The founders originally saw the Expat Spouses Initiative as a civic effort, working their own social networks to recruit their first members. They put on small events to form a professional network. ESI attracted 200 people within two months. “The cause is very personal at one level,” Varathan said. “People almost immediately relate to it.”
Then, city officials got involved.
“The city was super proactive,” Varathan said. “We were surprised. We didn’t particularly reach out, but they were very responsive.”
Eindhoven city government, Technical University Eindhoven, Brainport developmen, Holland Expat Center South in Eindhoven and several companies facilitated a meeting, she said. Then Varathan applied for a last-minute grant as an alumnus of Technical University Eindhoven. “We won it … 9,000 euros.
“Suddenly, it was super serious.”
It happened super fast
The super-serious part started, Yianni said, with an October 2015 roundtable with city officials. By November, they had the grant. By January, they’d started a collaboration with HighTech XL, the hardware accelerator at Eindhoven’s fabled High-Tech Campus, where some of the world’s biggest tech companies including IBM and Intel have offices.
As of September, the 9-person Expat Spouses Initiative staff is working with about 20 companies and several startups.
- One of the big innovations to come out of Yianni’s and Varathan’s efforts is the Professional Empowerment Program and its PEP teams. Those teams are aligned with a developing recruitment infrastructure. There are eight PEP teams working in several verticals including marketing and communications. (Most have expertise in b2b and web marketing). They are working on real assignments, helping small businesses come up with marketing plans to boost revenue. PEP teams connect ESI members with people with similar ideas and interests, then bring in mentors and experts on the way to generating revenue.

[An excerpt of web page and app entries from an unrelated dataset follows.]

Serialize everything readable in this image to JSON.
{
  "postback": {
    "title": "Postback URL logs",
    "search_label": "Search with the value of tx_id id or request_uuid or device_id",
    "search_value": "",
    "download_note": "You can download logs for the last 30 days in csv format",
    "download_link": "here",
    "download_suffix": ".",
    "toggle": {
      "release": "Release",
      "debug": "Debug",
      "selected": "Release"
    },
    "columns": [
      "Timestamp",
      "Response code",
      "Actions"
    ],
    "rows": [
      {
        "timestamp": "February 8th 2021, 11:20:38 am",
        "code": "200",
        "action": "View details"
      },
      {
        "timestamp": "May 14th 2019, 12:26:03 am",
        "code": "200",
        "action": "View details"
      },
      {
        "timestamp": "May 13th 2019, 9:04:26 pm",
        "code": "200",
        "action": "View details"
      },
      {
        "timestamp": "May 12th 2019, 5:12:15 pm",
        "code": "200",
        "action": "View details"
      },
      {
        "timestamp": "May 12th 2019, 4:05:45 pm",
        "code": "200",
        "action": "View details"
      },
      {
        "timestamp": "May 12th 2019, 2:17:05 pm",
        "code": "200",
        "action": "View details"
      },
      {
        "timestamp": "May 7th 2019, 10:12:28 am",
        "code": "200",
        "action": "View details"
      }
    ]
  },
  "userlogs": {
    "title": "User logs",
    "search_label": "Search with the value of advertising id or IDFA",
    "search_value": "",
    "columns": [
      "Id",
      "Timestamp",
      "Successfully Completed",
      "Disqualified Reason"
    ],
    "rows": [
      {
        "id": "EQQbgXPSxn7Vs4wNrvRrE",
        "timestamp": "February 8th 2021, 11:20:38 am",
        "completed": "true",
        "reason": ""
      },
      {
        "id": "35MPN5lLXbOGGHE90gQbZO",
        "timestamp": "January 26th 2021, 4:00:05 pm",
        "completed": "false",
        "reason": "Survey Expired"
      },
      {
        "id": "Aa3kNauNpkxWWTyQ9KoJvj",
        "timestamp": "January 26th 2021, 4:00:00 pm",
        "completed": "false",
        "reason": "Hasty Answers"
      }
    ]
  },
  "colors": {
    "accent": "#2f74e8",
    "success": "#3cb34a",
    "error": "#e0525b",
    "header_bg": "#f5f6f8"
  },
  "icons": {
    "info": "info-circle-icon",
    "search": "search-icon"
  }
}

- Another developing innovation is an effort to position the Eindhoven Expat Spouses Initiative to function as a de facto recruitment agency, educating companies about an undiscovered resource … men and women with serious skills, looking for opportunities but perhaps lacking a professional network. ESI takes a fee for allowing companies to recruit from its roster of talent … internationals with strong backgrounds in myriad talent categories including finance, tech and industrial design.
There is a PEP web-development team and a team working with the Eindhoven city government. Which is fitting because Eindhoven has what Varathan calls “a very worked-out plan” to double the number of internationals to 80,000 from almost 40,000 during the next three-to-five years. Apparently 80,000 is the number economic-development officials project in a skills surfeit based on the number of students in the Netherlands, the number of people people retiring, and estimated job growth and talent requirement for companies.
“They see a gap, and this gap can only be filled with Internationals,” Varathan said.
All this is cool … but the secret sauce at ESI is Yianni’s and Varathan’s molecular understanding of the trailing spouse life, and their intimate connections to so many people like themselves. And on some level, they’re selling tough love.
Neither side – internationals nor employers – understand the big picture of global mobility, Varathan said. “Companies are always looking at (the trailing spouse issue) like, ‘What can I give this employee to keep their family happy for two years?’ They treat expats like an odd stupid child. But the worst part is expats buy it.”
“Even we didn’t get it. We encourage them to be self-driven, to set their own goals, then see what they achieve.”